£421,250 GBP | Sold
| London, United Kingdom
- Coveted early Dino finished in its factory-correct shade of Rosso Dino over a Nero interior
- One of only 153 aluminium-bodied Dino 206s produced between 1967 and 1969
- Powered by a 2.0-litre V-6 engine rated by the factory at 178 brake horsepower
- Retains its matching-numbers chassis, engine, and gearbox
- Delivered new to Italy and registered in the UK in 2016
To this day, the soft edges and curved lines of the Ferrari Dino distinguish one of the most stunning cars to emanate from the Prancing Horse’s stable. The intricate design styled by Pininfarina’s Aldo Brovarone and Leonardo Fioravanti was brought to life by Scaglietti to stunning effect. The 246 GT and GTS are widely acknowledged as Ferrari’s first mass produced cars—albeit badged under a dedicated “Dino” nameplate—but it is the earlier 206 GT that laid the foundations of the sports car’s legacy.
Entering production in 1967, the Dino 206 GT represented a notable departure from the tried-and-tested Ferrari formula that hinged upon impressive V-12 power. Instead, Maranello bosses earmarked the car for a more accessible price point, and so opted for a high-revving 2.0-litre V-6 engine intended for race application and realised by Enzo Ferrari’s son, Alfredo “Dino” Ferrari. Sadly, Alfredo passed away before the cars propelled by his engine took to the road, but the dedicated Dino sub-brand was named in his honour.
In an effort to differentiate the new Dino brand from regular Ferrari production, Ferrari implemented a new even-number chassis numbering sequence. Its nomenclature was also different from that of Ferraris from the past. While 12-cylinder Ferraris were named for the cubic-centimetre displacement of a single cylinder, the Dino 206’s name was derived simply from its 2.0-litre, six-cylinder engine, hence “206”.
The 206 GT was light and nimble, wearing all-aluminium bodywork and built around a transverse-mounted engine layout. Featuring electronic ignition and direct rack-and-pinion steering for the first time in a car built by Ferrari, the 206 GT also boasted fully independent suspension and disc brakes on all four corners. 153 examples of the Dino 206 GT were made over two years—all in left-hand-drive—before the model made way for the 246 GT and GTS. The earliest version of the Dino, with its flowing shape evocative of the timeless Italian design trends of its era, remains highly coveted by enthusiasts.
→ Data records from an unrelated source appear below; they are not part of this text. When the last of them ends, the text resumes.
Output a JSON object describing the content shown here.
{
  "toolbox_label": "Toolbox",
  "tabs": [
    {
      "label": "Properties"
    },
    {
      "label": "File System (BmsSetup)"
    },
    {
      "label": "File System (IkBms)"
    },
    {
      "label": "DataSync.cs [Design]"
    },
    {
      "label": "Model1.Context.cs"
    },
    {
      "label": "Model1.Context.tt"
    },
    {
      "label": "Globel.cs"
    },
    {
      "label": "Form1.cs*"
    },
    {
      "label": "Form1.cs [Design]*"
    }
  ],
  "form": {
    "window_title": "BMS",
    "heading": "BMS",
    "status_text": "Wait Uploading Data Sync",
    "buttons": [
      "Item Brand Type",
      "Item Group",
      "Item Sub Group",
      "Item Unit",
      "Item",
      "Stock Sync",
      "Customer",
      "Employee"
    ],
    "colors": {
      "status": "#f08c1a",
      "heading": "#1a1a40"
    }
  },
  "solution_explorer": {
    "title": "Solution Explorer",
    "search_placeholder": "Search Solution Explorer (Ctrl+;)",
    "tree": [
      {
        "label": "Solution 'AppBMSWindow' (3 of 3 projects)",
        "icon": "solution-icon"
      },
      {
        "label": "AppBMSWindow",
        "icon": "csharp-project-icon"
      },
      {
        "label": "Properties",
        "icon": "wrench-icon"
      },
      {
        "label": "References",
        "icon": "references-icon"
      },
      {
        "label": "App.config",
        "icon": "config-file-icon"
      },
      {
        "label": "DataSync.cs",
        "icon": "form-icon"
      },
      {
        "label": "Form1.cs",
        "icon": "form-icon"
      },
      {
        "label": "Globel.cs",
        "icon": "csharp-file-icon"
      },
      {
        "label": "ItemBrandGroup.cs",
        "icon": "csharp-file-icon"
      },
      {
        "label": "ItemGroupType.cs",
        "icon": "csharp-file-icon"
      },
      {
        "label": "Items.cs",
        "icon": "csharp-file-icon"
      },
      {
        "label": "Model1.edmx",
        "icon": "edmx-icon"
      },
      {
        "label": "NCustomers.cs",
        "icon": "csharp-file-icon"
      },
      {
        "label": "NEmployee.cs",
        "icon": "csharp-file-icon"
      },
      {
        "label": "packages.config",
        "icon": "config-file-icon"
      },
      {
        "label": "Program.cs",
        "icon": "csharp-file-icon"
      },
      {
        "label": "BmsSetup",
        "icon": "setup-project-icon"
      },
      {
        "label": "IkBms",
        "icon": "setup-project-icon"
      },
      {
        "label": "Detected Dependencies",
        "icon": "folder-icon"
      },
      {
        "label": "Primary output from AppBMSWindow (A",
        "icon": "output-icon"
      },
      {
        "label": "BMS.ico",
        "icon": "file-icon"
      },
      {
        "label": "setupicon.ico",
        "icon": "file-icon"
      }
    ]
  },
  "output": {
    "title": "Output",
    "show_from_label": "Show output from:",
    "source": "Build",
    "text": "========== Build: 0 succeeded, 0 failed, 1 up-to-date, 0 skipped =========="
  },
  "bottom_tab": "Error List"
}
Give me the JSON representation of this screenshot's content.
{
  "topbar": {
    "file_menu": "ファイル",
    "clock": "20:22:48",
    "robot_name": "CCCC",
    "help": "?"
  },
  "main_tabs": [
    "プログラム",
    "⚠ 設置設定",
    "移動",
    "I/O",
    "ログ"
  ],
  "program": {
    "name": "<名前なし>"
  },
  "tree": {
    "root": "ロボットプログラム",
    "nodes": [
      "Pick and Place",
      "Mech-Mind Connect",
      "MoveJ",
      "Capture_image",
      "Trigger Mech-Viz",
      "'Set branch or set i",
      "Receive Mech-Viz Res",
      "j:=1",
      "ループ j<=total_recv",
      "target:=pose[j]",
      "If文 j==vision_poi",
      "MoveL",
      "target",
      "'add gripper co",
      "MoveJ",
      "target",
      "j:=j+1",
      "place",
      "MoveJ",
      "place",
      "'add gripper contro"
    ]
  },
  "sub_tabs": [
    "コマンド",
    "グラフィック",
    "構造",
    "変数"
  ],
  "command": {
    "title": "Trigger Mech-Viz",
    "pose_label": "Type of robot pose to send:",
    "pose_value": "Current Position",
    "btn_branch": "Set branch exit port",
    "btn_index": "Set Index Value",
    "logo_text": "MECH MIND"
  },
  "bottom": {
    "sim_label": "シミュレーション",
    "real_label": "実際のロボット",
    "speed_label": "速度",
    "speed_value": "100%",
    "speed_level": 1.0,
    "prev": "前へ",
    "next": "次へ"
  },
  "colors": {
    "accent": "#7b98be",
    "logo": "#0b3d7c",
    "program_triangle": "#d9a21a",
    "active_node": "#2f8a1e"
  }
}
The example offered here, chassis 00294, is documented to have been completed by the factory on 20 December 1968, originally finished in Rosso Dino over a Nero Simipelle interior with cloth inserts coloured orange. On 14 January 1969 the car was delivered new to the Roman dealer, Motor S.a.s. di Carla Allegretti e C, and the Ferrari’s first road registration plate was “Roma D 69280”. Just two weeks after being added to the dealer’s stock list, the Dino was acquired by its first owner, a resident of the “Eternal City”. The car was enjoyed by eight owners in its first 12 years in Italy, spread across residences in Rome, Milan, Terni, Viterbo, and Frosinone.
At some point after its return to Roman ownership in 1981—from which point the car stayed with the same family until 2016—it is believed that the interior of the 206 GT was retrimmed with all-black seats, losing its orange inserts. While in the care of its long-term family ownership, the Ferrari was also subject to a bare-metal respray, returning in its factory-correct shade of Rosso Dino. After being acquired at auction in 2016, the car was registered in the UK in the August of that year. In November 2020, the Dino was subject to £13,702-worth of expenditure at Ferrari Jardine Colchester, performing a service and replacing the timing chain.
With its matching-numbers chassis, engine, and gearbox adhering to factory records, this rarest type of Dino will appeal to Ferrari enthusiasts and sports car drivers alike. The 206 GT is offered for sale with a copy of its estratto cronologico (detailing its ownership history in Italy), maintenance manual, a pair of period-correct Carello headlights, and toolkit. While there are Ferraris aplenty in the collector car world, a fine Dino 206 GT such as this one is worthy of a close look and serious consideration.